Is the clinic following the State health Code of Regulations?
Each State has a set of regulations that health clinics must follow. In California, for example, primary care clinics providing abortion services must provide:
Preabortion and postabortion information and education sessions.
These sessions shall include but not be limited to:
- How the abortion procedure is performed.
- Possible risks and complications.
- Options or alternatives to abortion.
- Post-procedure medical services.
- Family planning information and education.
If the clinic you visit does not provide any of the above, please notify the health department and do not allow them to perform the procedure.
Who will perform my abortion? Is she or he board-certified?
Do not settle for anything less than a physician who has completed her/his residency in obstetrics and gynecology. You have the right to insist that your abortion is performed only by a licensed physician. You also have the right to know if this physician’s license has ever been suspended or revoked or if there is a history of or a pending medical malpractice.
If I experience any complications, should I contact my regular physician?
Typically, 1 in 100 women experience severe complications from abortion. (Tupin, Suzonne. “Induced Abortion” Danforth’s Obstetrics and Gynecology. Philadelphia: Lippencott, Williams & Wilkins, 1999, 575). Beware of abortion facility workers who tell you not to seek medical care with another physician.
Do you have admitting privileges to a nearby hospital?
Make sure that the clinic is prepared to send you to a hospital in case of an emergency. Surgical abortion comes with potential risk, as do all surgeries. You have the legal right to be assured that if you are injured during your abortion you will be immediately transferred by ambulance to the nearest emergency hospital or trauma center.
How many abortions do you typically perform in one day?
Some abortion facilities “process” a lot of women quickly, meaning that they may rush you through your abortion and not give you the individual attention that you deserve. Refuse to be treated like a commodity.
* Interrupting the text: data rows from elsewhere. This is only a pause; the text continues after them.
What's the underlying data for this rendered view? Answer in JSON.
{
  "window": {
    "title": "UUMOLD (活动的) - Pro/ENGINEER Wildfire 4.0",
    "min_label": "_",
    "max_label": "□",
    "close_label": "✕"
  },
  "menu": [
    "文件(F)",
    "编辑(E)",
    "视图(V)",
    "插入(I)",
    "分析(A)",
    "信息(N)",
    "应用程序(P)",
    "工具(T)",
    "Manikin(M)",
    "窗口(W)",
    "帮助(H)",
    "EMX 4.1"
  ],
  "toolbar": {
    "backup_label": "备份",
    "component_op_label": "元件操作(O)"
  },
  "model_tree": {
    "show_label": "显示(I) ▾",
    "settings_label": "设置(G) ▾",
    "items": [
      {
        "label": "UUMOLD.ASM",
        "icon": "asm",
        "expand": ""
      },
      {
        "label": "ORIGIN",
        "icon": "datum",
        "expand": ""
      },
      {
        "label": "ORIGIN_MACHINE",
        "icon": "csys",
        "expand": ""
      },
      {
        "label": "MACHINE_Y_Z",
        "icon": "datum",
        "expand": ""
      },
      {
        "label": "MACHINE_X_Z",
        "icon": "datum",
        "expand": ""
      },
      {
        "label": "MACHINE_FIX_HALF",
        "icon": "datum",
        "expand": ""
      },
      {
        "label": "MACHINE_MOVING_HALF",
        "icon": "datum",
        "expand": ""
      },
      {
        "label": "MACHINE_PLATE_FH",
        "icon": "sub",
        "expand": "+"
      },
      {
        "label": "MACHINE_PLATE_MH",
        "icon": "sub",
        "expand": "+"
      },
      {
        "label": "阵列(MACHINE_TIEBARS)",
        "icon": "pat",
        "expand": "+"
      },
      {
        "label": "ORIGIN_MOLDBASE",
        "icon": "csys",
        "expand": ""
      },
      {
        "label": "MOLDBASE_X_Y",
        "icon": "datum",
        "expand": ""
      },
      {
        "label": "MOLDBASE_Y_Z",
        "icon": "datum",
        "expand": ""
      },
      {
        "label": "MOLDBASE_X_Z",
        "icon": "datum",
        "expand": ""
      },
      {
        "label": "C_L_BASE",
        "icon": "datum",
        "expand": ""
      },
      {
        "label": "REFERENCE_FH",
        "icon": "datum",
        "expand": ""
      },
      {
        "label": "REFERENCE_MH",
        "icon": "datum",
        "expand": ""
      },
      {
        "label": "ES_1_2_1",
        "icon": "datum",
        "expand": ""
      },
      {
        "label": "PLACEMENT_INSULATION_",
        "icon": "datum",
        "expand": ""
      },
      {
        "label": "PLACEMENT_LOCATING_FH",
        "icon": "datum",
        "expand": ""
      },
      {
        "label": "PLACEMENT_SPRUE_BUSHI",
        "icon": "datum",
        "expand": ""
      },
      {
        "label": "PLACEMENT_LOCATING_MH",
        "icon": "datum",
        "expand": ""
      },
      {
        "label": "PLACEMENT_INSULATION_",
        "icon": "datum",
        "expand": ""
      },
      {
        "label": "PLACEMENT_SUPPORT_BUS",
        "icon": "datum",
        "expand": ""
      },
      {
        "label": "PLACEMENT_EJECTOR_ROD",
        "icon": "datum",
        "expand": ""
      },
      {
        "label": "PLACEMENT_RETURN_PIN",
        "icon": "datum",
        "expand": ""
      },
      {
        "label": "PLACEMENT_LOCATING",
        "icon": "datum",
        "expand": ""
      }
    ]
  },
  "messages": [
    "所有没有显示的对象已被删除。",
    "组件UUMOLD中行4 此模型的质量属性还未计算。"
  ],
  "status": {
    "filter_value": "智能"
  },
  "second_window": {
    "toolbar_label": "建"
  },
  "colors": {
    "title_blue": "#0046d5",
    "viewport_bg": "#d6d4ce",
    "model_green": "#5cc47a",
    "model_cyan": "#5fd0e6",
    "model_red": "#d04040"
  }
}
Are there any lawsuits pending against your clinic or staff members? Have there ever been? Have you ever lost your license?
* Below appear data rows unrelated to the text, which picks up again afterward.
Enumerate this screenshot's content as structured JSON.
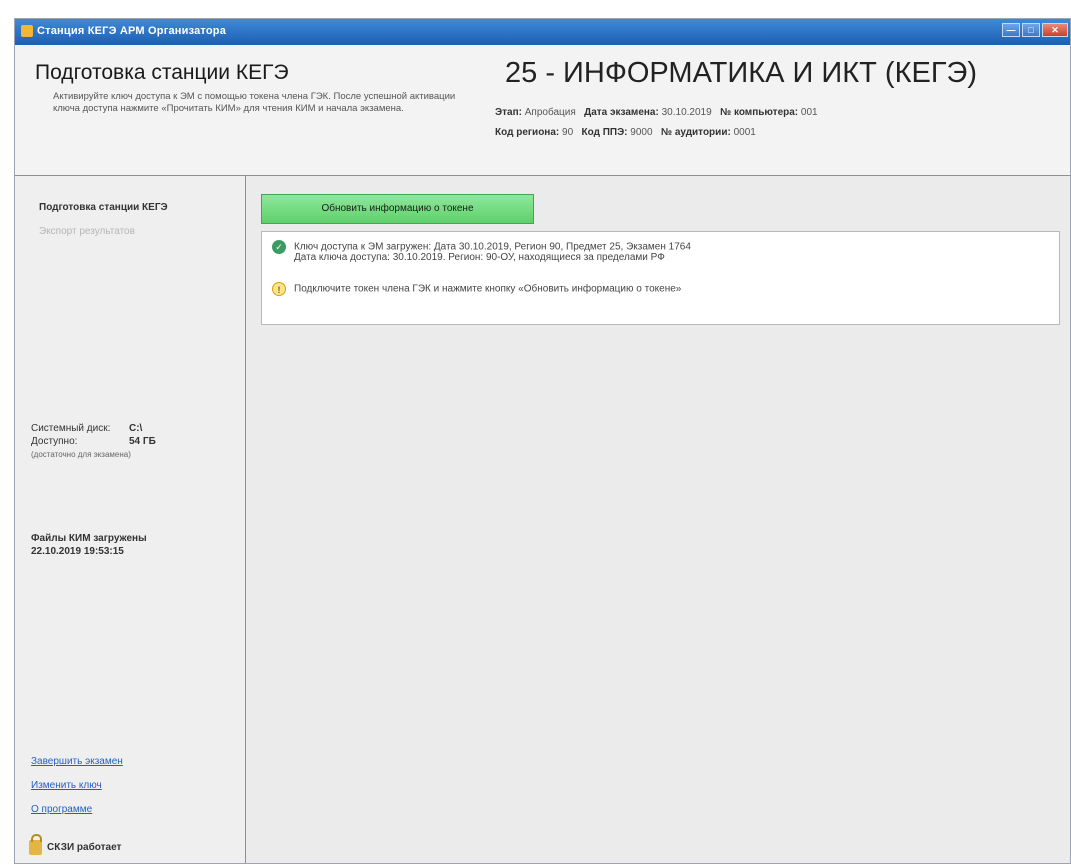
{
  "window": {
    "title": "Станция КЕГЭ АРМ Организатора"
  },
  "header": {
    "page_title": "Подготовка станции КЕГЭ",
    "description": "Активируйте ключ доступа к ЭМ с помощью токена члена ГЭК. После успешной активации ключа доступа нажмите «Прочитать КИМ» для чтения КИМ и начала экзамена.",
    "exam_title": "25 - ИНФОРМАТИКА И ИКТ (КЕГЭ)",
    "meta": {
      "stage_label": "Этап:",
      "stage_value": "Апробация",
      "date_label": "Дата экзамена:",
      "date_value": "30.10.2019",
      "computer_label": "№ компьютера:",
      "computer_value": "001",
      "region_label": "Код региона:",
      "region_value": "90",
      "ppe_label": "Код ППЭ:",
      "ppe_value": "9000",
      "aud_label": "№ аудитории:",
      "aud_value": "0001"
    }
  },
  "sidebar": {
    "nav_prep": "Подготовка станции КЕГЭ",
    "nav_export": "Экспорт результатов",
    "disk": {
      "system_disk_label": "Системный диск:",
      "system_disk_value": "C:\\",
      "available_label": "Доступно:",
      "available_value": "54 ГБ",
      "note": "(достаточно для экзамена)"
    },
    "files_loaded_label": "Файлы КИМ загружены",
    "files_loaded_time": "22.10.2019 19:53:15",
    "links": {
      "finish_exam": "Завершить экзамен",
      "change_key": "Изменить ключ",
      "about": "О программе"
    },
    "status": "СКЗИ работает"
  },
  "main": {
    "refresh_button": "Обновить информацию о токене",
    "info": {
      "line1": "Ключ доступа к ЭМ загружен: Дата 30.10.2019, Регион 90, Предмет 25, Экзамен 1764",
      "line2": "Дата ключа доступа: 30.10.2019. Регион: 90-ОУ, находящиеся за пределами РФ",
      "line3": "Подключите токен члена ГЭК и нажмите кнопку «Обновить информацию о токене»"
    }
  }
}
Obviously, it would not be wise to entrust your body to a clinic or staff that has had or is having legal trouble.
If I change my mind, will you refund my money?
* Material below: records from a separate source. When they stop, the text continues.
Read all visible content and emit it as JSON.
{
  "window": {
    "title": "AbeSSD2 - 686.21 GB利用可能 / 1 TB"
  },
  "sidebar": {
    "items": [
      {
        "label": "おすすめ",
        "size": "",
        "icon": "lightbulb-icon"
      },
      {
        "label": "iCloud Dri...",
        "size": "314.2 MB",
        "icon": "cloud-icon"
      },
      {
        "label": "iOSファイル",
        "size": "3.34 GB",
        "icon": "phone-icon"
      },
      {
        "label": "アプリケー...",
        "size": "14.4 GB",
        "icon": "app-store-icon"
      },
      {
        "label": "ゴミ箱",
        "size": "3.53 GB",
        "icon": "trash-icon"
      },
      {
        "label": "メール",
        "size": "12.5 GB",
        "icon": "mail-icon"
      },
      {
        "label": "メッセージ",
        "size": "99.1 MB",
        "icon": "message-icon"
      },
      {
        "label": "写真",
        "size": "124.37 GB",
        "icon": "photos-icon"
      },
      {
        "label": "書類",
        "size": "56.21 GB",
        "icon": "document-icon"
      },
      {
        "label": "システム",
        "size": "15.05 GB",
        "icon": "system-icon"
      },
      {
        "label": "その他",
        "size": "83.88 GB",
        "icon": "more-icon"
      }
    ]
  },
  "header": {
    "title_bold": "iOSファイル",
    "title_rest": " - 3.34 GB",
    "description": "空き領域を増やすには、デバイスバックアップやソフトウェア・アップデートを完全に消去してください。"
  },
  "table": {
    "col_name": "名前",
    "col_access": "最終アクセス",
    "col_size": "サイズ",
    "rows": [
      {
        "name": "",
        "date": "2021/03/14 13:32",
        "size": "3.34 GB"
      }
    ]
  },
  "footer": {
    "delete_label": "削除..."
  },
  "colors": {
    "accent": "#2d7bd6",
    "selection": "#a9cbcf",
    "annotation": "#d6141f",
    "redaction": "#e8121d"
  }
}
No matter how desperate and scared you feel right now, don’t sell yourself short! When considering abortion, don’t just make any choice. Make an educated choice. You deserve nothing less.
Once you have begun dilation by inserting the laminaria, will I have the option to change my mind? Would you remove the laminaria if I did?
This question is specifically for those considering a Dilation and Evacuation (D&E) procedure. This is a surgical abortion performed in the second trimester of pregnancy.
Laminaria (a type of seaweed) are inserted usually for 24-48 hours in order to dilate the cervix and facilitate the abortion. Insertion of the laminaria is reversible. If you wish to have laminaria removed and the abortionist will not do it, go immediately to the nearest emergency room.
Choosing abortion is a big decision. I want to make sure that I won’t regret it. How much time will you give me to decide?
Beware of clinic workers who try to rush you into making a decision. This is a major choice you are making, and a “pro-choice”clinic worker should respect you for making an educated one. You are a consumer considering elective surgery. You deserve time to think it over. A few days of reflection will not restrict your choices.
Regardless of your age, marital status or any other factor, no one has the legal right to make you have an abortion. If someone is trying to force you into this decision against your will, call 1-800-401-6494 for legal assistance.
If you are considering abortion and want to discuss your options, please contact us anytime.